- Instructions to follow: Each image should be skipped while the records are restated word for word.

####

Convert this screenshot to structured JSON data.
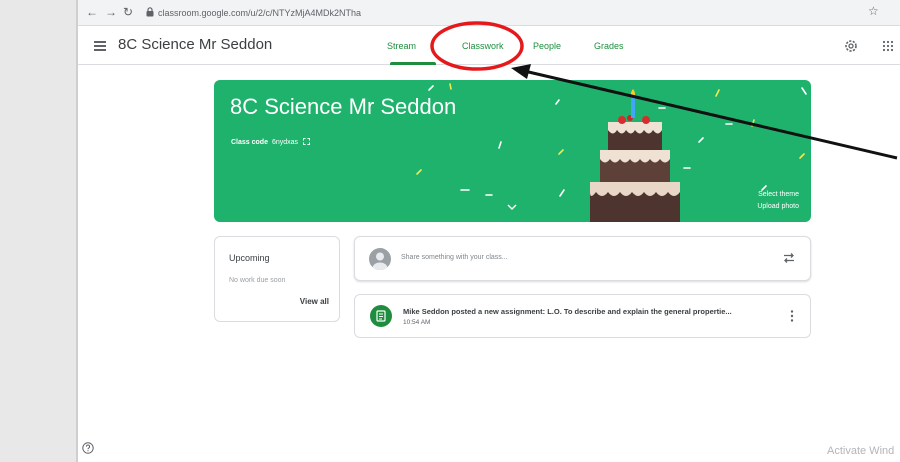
{
  "browser": {
    "url": "classroom.google.com/u/2/c/NTYzMjA4MDk2NTha"
  },
  "header": {
    "class_name": "8C Science Mr Seddon",
    "tabs": [
      {
        "label": "Stream",
        "active": true
      },
      {
        "label": "Classwork"
      },
      {
        "label": "People"
      },
      {
        "label": "Grades"
      }
    ]
  },
  "banner": {
    "title": "8C Science Mr Seddon",
    "class_code_label": "Class code",
    "class_code": "6nydxas",
    "select_theme": "Select theme",
    "upload_photo": "Upload photo",
    "color": "#1fb26d"
  },
  "upcoming": {
    "title": "Upcoming",
    "empty_text": "No work due soon",
    "view_all": "View all"
  },
  "share": {
    "placeholder": "Share something with your class..."
  },
  "posts": [
    {
      "title": "Mike Seddon posted a new assignment: L.O. To describe and explain the general propertie...",
      "time": "10:54 AM"
    }
  ],
  "watermark": "Activate Wind",
  "annotation": {
    "color": "#e5191b"
  }
}
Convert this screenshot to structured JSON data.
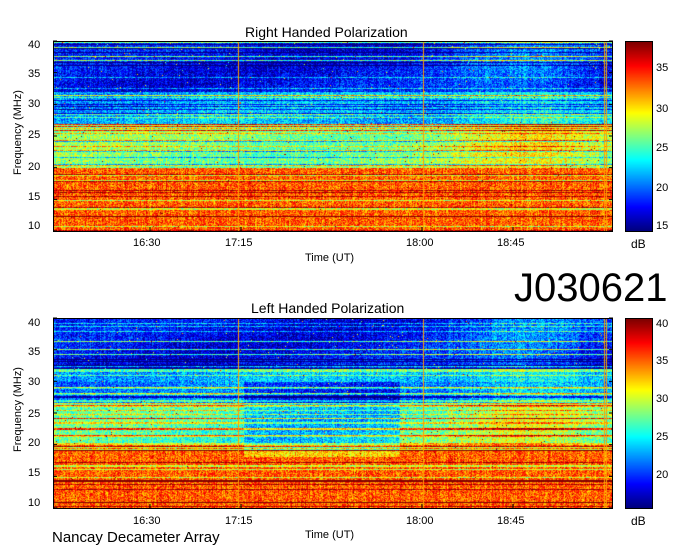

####

- Your response:
Convert this screenshot to structured JSON data.
{
  "browser": {
    "url": "classroom.google.com/u/2/c/NTYzMjA4MDk2NTha"
  },
  "header": {
    "class_name": "8C Science Mr Seddon",
    "tabs": [
      {
        "label": "Stream",
        "active": true
      },
      {
        "label": "Classwork"
      },
      {
        "label": "People"
      },
      {
        "label": "Grades"
      }
    ]
  },
  "banner": {
    "title": "8C Science Mr Seddon",
    "class_code_label": "Class code",
    "class_code": "6nydxas",
    "select_theme": "Select theme",
    "upload_photo": "Upload photo",
    "color": "#1fb26d"
  },
  "upcoming": {
    "title": "Upcoming",
    "empty_text": "No work due soon",
    "view_all": "View all"
  },
  "share": {
    "placeholder": "Share something with your class..."
  },
  "posts": [
    {
      "title": "Mike Seddon posted a new assignment: L.O. To describe and explain the general propertie...",
      "time": "10:54 AM"
    }
  ],
  "watermark": "Activate Wind",
  "annotation": {
    "color": "#e5191b"
  }
}
Convert this screenshot to structured JSON data.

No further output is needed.